Audio Commentary with Kat Ellinger
The venerable Kat Ellinger – she of Diabolique magazine and The Daughters of Darkness podcast – is fast becoming the go-to authority on horror-themed works, at least for a number of our favourite distributors. The Cremator is one of her favourite films, and over the course of its 95-minute length she delivers a lorry-load of information on the film, director Juraj Herz, the Czech New Wave, author of the original novel, Ladislav Fuks, and more. It's fascinating and educational – I not only learned a lot, but have also added a number of films I was not even aware of onto my Must-See list. I've no doubt that Ellinger had some prompt notes to hand (at one point she does read out a quote), but for the most part this feels pleasingly off-the-cuff, driven by her passion for the film and her seemingly encyclopaedic knowledge of Czech and gothic horror cinema.

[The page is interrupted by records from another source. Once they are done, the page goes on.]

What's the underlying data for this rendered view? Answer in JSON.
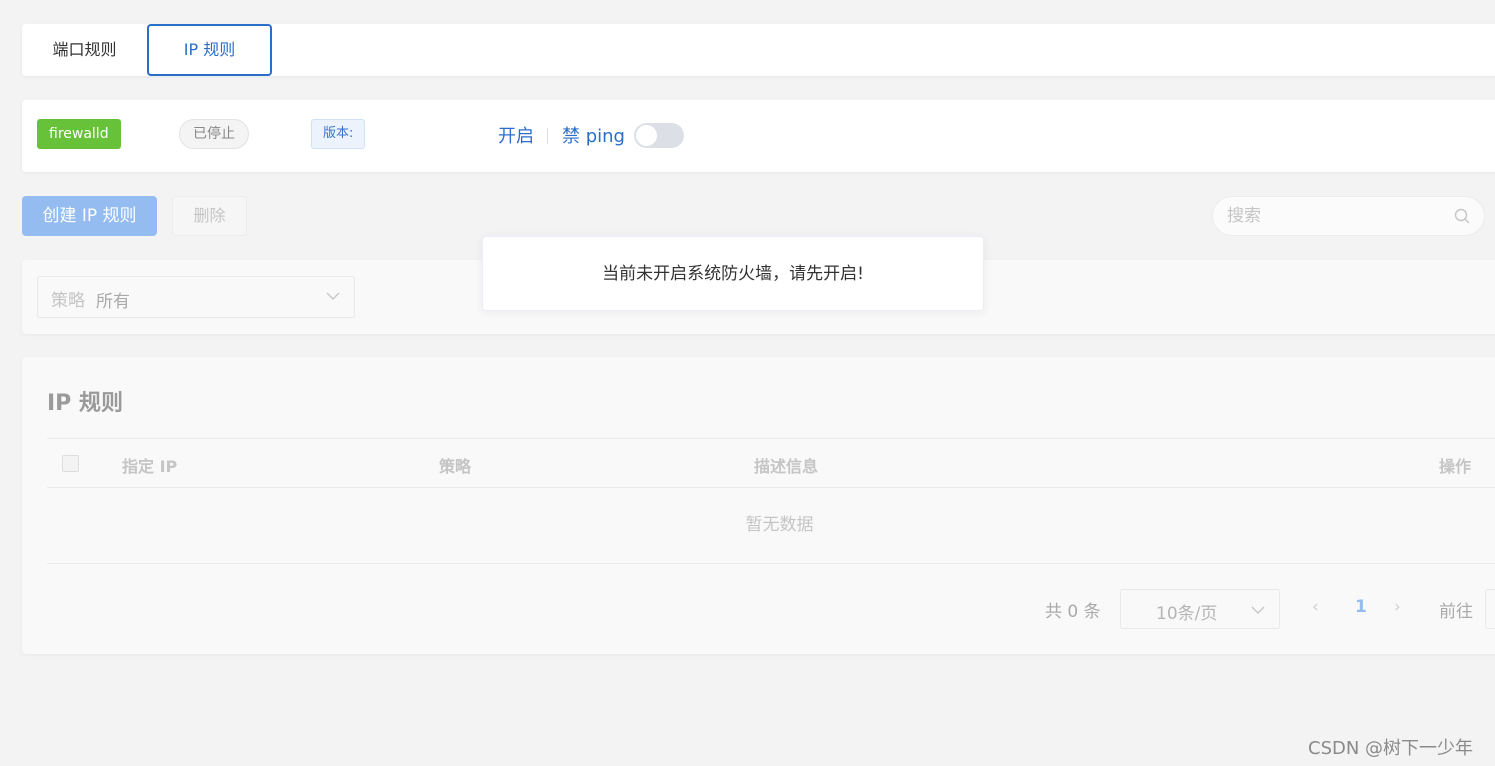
{
  "tabs": [
    {
      "label": "端口规则",
      "active": false
    },
    {
      "label": "IP 规则",
      "active": true
    }
  ],
  "status": {
    "service": "firewalld",
    "state": "已停止",
    "version_label": "版本:",
    "open_link": "开启",
    "ping_label": "禁 ping",
    "ping_enabled": false
  },
  "toolbar": {
    "create_label": "创建 IP 规则",
    "delete_label": "删除",
    "search_placeholder": "搜索"
  },
  "filter": {
    "policy_label": "策略",
    "policy_value": "所有"
  },
  "toast": {
    "message": "当前未开启系统防火墙，请先开启!"
  },
  "table": {
    "title": "IP 规则",
    "columns": [
      "指定 IP",
      "策略",
      "描述信息",
      "操作"
    ],
    "rows": [],
    "empty_text": "暂无数据"
  },
  "pagination": {
    "total_text": "共 0 条",
    "page_size": "10条/页",
    "prev": "‹",
    "current_page": "1",
    "next": "›",
    "goto_label": "前往"
  },
  "watermark": "CSDN @树下一少年",
  "colors": {
    "primary": "#2b6ec9",
    "success": "#67c23a",
    "primary_disabled": "#94bcf1"
  }
}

Karl and his son

The Projection Booth Podcast with Mike White and Samm Deighan
Playing as a non-screen-specific second commentary, this detailed discussion of the film from The Projection Booth podcast – which, a little surprisingly, runs for the exact length of the film itself – has almost no crossover with Kat Ellinger's contribution but is every bit as enthralling. Subjects covered including the lead character's almost constant stream of dialogue, the use of the fisheye lens, the political undertones, the editing and inventive scene transitions, and a whole lot more. Lead player Rudolf Hrusínský is intriguingly compared to Peter Lorre, the importance of leaflets within the film is highlighted, and a connection is even found to Twin Peaks. It's fascinating stuff, delivered with a shared and very genuine passion for the film itself.

Also included is the expected Booklet, the meat of which is a detailed and authoritative essay on the film by Daniel Bird, whose detailed knowledge of the Eastern European perceptive analytical skills make this a compelling and revealing read. Credits for the film and production stills are also on board.


I fell in love with The Cremator on my very first viewing of Second Run's original DVD release back in 2012, and watching it again in crisp 1080p only served to highlight what makes this film so special. I've cheated a bit here by effectively reposting (with minor updates) my original review of the film itself, but with personal issues currently impacting on my free time and so much of the analysis that I could have added covered in more depth and with more authority by the extras on this disc, it seemed the right move, and I stand by everything I've written there. If you've never seen this film, then you're in for a dark and inventive treat, but even if you do have the earlier DVD, I'd consider this release an essential upgrade, for the considerable improvement in the image quality and the newly added and consistently excellent special features. Highly recommended.

The Cremator Blu-ray pack shot
The Cremator
Spalovac mrtvol

Czechoslovakia 1969
95 mins
directed by
Juraj Herz
written by
Ladislav Fuks
Juraj Herz
from the novel by
Ladislav Fuks
Stanislav Milota
Jaromír Janácek
Zdenek Liska
production design
Zbynek Hloch
Rudolf Hrusínský
Vlasta Chramostová
Jana Stehnová
Milos Vognic
Zora Bozinová

disc details
region 0
LPCM 2.0 mono
Filmed Introduction by the Quay Brothers
The Junk Shop short film
Audio Commentary with Kat Ellinger
The Projection Booth Podcast with Mike White and Samm Deighan
Second Run
release date
11 December 2017
review posted
20 December 2018

related reviews:
The Cremator [DVD review]

See all of Slarek's reviews